Flowering from mid-August to mid- to late September, white snakeroot is a member of the Aster family. Tiny white flowers resembling Baby’s Breath, are borne atop tall stems bearing lance-shaped leaves. Many plants with the word “snake” as part of their common name were believed to either conceal snakes in their shade or offer treatment for snakebite. An advantage over our cultivated flowers, this plant grows especially well in dry shade and at the edges of deciduous woodlands. It is a hardy wildflower that rebounds quickly after invasive buckthorn is removed.
A contrasting flower shape is offered by zigzag goldenrod.
Zigzag goldenrod provides late season color in the woodland. From fibrous rooted crowns, its stems grow in a “zigzag” configuration. Elongated toothed leaves alternate along crooked stems. Yellow “firework”-like flowers grow from each connection of the leaf with the stem. In addition to its unique flower location, this plant differentiates itself from other goldenrods by its habitat – woodland rather than prairie.
A tree with distinctive fruit and foliage catches my eye. Inside this prickly thick husk is a glossy brown nut. The “buckeye” name of the tree comes from the observation that the large seed resembles the eye of a deer, a buck. Ohio Buckeye is one of the first trees to leaf out in the spring. Resembling a hand with fingers; each leaf is palmately compound with 5 to 7 leaflets.
The state tree of Ohio (the “Buckeye” state), Ohio Buckeye is native to southeastern and Central United States where it grows in bottom lands along the banks of rivers and streams. It has been widely planted elsewhere. Autumn foliage color will be spectacular. Though it colors and drops its leaves early, it bears fall colors that range from yellow to red-brown and even pumpkin orange. After two decades of observation, University of Minnesota Landscape Arboretum, in the 1990’s, introduced a selected cultivar, Aesculus `Autumn Splendor’, that develops an outstanding maroon red fall color. In addition to offering shade and color, trees shelter us in so many ways!
Perched on the hillside of the ravine, maple trees are “hanging on” by their roots. If not for tree roots, such landforms would be eroded away.

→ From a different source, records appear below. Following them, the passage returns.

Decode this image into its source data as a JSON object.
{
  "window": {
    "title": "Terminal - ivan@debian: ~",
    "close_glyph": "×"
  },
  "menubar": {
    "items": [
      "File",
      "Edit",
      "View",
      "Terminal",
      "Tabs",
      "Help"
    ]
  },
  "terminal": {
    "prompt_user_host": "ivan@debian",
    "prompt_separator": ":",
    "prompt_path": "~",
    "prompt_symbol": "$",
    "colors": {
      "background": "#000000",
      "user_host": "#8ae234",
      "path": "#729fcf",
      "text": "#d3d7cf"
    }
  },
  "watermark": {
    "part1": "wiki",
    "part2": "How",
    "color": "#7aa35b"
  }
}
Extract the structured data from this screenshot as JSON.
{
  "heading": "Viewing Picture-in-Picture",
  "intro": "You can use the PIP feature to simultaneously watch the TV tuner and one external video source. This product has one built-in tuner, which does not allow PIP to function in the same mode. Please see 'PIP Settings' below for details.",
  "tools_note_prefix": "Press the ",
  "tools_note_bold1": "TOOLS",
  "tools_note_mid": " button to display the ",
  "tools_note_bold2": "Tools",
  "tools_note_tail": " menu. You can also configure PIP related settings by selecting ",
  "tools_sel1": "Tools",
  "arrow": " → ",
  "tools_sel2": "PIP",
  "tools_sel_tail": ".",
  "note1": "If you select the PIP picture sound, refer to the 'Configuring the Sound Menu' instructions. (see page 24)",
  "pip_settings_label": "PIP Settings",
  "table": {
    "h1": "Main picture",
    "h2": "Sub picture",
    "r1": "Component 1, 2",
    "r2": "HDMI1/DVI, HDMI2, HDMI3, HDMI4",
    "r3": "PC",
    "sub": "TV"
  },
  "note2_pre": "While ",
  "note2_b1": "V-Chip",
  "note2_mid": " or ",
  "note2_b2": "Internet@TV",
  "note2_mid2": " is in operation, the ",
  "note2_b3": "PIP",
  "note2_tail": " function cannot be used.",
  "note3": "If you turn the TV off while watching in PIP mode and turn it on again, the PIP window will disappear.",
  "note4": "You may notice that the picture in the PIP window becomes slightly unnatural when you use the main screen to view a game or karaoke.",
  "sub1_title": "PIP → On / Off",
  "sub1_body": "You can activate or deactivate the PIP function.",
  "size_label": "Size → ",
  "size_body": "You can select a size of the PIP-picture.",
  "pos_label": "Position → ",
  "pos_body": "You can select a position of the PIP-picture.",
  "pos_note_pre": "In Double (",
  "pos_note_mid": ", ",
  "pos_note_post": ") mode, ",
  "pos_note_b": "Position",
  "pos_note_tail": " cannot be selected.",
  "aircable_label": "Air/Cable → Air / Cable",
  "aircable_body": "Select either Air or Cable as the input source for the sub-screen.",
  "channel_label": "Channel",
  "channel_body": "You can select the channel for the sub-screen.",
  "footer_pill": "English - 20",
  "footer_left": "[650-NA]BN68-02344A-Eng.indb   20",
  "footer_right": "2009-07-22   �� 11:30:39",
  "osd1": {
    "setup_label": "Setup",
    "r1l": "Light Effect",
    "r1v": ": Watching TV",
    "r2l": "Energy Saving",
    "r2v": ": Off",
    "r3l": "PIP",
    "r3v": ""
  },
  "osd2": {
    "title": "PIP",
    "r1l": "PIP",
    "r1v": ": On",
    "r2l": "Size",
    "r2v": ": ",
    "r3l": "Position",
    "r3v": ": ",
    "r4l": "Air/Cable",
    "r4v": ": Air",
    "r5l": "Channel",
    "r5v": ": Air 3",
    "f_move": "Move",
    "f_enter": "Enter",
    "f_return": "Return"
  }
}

Don’t miss visiting the current Reedy Gallery show “Trees as Sanctuary,” which includes paintings by three artists including my friend Dan Wiemer. The show is well suited for an Arboretum – a collection of trees. Recognizing the sheltering tree is a fitting tribute to the Bur Oak on the hillside below the rose garden. The August 18 Nature Notes explains the decline of the tree and its planned removal due to disease. For twenty-five years, I have appreciated the way that the tree spreads its canopy over a wide area, even reaching its branches below the base of its trunk. Sanctuary, indeed.
Greg Lecker is a Minnesota Master Naturalist Volunteer.